Being in a Situation: The Art and Science of Resilience
Monday, March 21, 2022
7:00 – 8:30 p.m. EST
This June 1 marks the beginning of yet another Hurricane Season. How Hurricane Smart are You?
In this session, Dr. Merrie Koester, Founder and Director of Kids Teaching Flood Resilience (KTFR) for the University of SC Center for Science Education, will share how youth in highly flood prone schools Title 1 schools in Charleston, SC, are learning what to Notice, Know, and Do to avoid getting into a Disaster Situation. Empowered by their new STEM literacy, students are invited to develop their Artistic capacities to create actionable messaging to help mitigate their community’s flood hazard risk. They then become protagonists in their own Resilience Stories, even in the presence of extreme situational vulnerabilities. They also learn to advocate for sustainable development practices—especially those that don’t continually put racially segregated communities at greatest risk of harm. Participants will explore community resilience education tools as well as collaborate to design Get Hurricane Smart innovations of their own!

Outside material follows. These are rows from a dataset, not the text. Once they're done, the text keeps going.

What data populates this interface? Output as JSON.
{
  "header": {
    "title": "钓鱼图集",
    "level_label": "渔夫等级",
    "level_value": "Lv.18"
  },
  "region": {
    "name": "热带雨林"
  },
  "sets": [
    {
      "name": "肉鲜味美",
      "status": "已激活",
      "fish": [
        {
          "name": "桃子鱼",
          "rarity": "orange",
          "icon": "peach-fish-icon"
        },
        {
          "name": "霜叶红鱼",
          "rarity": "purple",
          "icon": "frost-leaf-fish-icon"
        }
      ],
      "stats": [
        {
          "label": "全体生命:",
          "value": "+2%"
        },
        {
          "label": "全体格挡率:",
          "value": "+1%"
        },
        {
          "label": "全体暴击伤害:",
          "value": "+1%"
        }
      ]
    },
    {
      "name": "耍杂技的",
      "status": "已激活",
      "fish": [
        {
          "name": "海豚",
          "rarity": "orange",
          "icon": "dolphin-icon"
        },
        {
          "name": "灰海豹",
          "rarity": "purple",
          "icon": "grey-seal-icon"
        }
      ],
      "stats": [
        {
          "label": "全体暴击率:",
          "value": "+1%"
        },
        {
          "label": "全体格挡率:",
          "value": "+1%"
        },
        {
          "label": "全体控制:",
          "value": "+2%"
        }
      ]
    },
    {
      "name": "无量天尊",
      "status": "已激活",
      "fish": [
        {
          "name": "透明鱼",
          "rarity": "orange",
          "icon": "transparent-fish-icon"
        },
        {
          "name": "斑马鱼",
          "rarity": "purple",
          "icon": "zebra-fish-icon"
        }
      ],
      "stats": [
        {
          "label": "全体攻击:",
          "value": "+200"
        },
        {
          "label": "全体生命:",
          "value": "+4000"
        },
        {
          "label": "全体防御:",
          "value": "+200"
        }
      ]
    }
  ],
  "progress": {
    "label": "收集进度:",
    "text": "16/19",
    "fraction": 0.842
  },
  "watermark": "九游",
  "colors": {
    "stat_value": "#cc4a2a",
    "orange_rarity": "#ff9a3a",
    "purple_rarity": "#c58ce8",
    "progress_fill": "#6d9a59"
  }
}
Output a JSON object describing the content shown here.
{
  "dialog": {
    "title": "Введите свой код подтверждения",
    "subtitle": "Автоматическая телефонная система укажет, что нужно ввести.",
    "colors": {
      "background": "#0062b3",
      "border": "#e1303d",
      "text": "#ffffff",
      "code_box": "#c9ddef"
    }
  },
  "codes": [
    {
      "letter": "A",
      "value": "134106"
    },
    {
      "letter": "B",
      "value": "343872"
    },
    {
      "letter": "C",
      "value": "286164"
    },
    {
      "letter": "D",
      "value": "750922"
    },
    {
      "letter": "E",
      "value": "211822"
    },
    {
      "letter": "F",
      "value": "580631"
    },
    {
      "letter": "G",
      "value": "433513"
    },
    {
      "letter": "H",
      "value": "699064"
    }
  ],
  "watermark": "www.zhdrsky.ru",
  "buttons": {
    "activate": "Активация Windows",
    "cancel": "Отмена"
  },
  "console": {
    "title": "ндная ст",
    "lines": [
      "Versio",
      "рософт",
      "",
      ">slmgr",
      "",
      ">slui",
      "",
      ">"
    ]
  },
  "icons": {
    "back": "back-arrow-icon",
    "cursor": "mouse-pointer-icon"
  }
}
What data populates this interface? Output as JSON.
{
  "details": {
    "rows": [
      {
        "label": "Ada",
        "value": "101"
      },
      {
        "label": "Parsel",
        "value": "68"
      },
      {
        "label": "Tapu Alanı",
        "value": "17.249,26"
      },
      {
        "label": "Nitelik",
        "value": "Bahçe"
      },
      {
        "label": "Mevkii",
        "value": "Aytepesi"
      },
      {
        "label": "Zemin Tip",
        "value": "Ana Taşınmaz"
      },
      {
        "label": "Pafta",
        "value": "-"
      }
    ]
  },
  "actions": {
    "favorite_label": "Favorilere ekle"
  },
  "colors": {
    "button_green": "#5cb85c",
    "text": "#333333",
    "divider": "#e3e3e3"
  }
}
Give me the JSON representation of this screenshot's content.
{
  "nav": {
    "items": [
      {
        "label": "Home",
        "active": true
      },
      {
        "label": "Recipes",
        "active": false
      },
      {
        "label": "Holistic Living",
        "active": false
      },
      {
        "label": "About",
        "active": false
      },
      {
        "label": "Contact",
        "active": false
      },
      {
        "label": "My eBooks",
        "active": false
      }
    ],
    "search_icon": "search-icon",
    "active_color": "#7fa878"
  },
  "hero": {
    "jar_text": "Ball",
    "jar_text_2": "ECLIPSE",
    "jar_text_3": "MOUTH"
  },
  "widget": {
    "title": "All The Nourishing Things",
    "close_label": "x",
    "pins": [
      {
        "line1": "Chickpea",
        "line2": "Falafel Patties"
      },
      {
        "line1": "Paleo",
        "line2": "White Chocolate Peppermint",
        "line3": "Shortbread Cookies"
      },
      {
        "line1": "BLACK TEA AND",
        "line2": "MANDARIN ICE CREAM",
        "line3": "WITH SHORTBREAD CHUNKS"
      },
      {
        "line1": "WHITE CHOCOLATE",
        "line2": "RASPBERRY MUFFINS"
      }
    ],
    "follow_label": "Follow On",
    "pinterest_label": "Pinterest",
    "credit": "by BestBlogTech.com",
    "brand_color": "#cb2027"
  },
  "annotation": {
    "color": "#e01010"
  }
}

STEAM literacy skills: The ability to locate and evaluate data, build arguments based on evidence and clearly communicate those ideas to others. All learning experiences will be centered around an ethic of care, as students move through the following learning progression: Observe/ Record / Analyze / Imagine / Create / Communicate / Empower.
Itinerary for Monday
|7:00 – 7:05 p.m.||Welcome|
|7:05 – 8:10 p.m.||Presentation and Workshop|
|8:10 – 8:25 p.m.||Question and Answer Period|
|8:25 – 8:30 p.m.||Closing Remarks|
Merrie Koester, Ph.D. is a veteran science teacher and educational researcher, whose work centers building research practice partnerships between higher education, schools, community programs, and civic leaders to effect positive change in historically underserved schools and communities. In 2016, as part of her ongoing work with the University of SC Center for Science Education, Merrie initiated an action research study called Kids Teaching Flood Resilience, an educational outreach which foregrounds an awareness of the disproportionate impacts of climate change and unsustainable development practices on low-income, historically marginalized communities.
A poet, painter, and novelist, Merrie is a STEAM curriculum specialist and the founder of Read for Science, a woman-owned small business dedicated to bringing students into empowering relationships with reading, science and the arts. She is the author of a series of nationally implemented science education novels and curricula for middle grade readers. Her text, Science Teachers Who Draw: The Red Is Always There, recounts the research and narratives of science teachers who learned to use drawing and visual thinking pedagogies to meaningfully engage struggling readers, all previously failing their science classes.
Watch the Presentation
Participants are encouraged to explore Kids Teaching Flood Resilience before the session.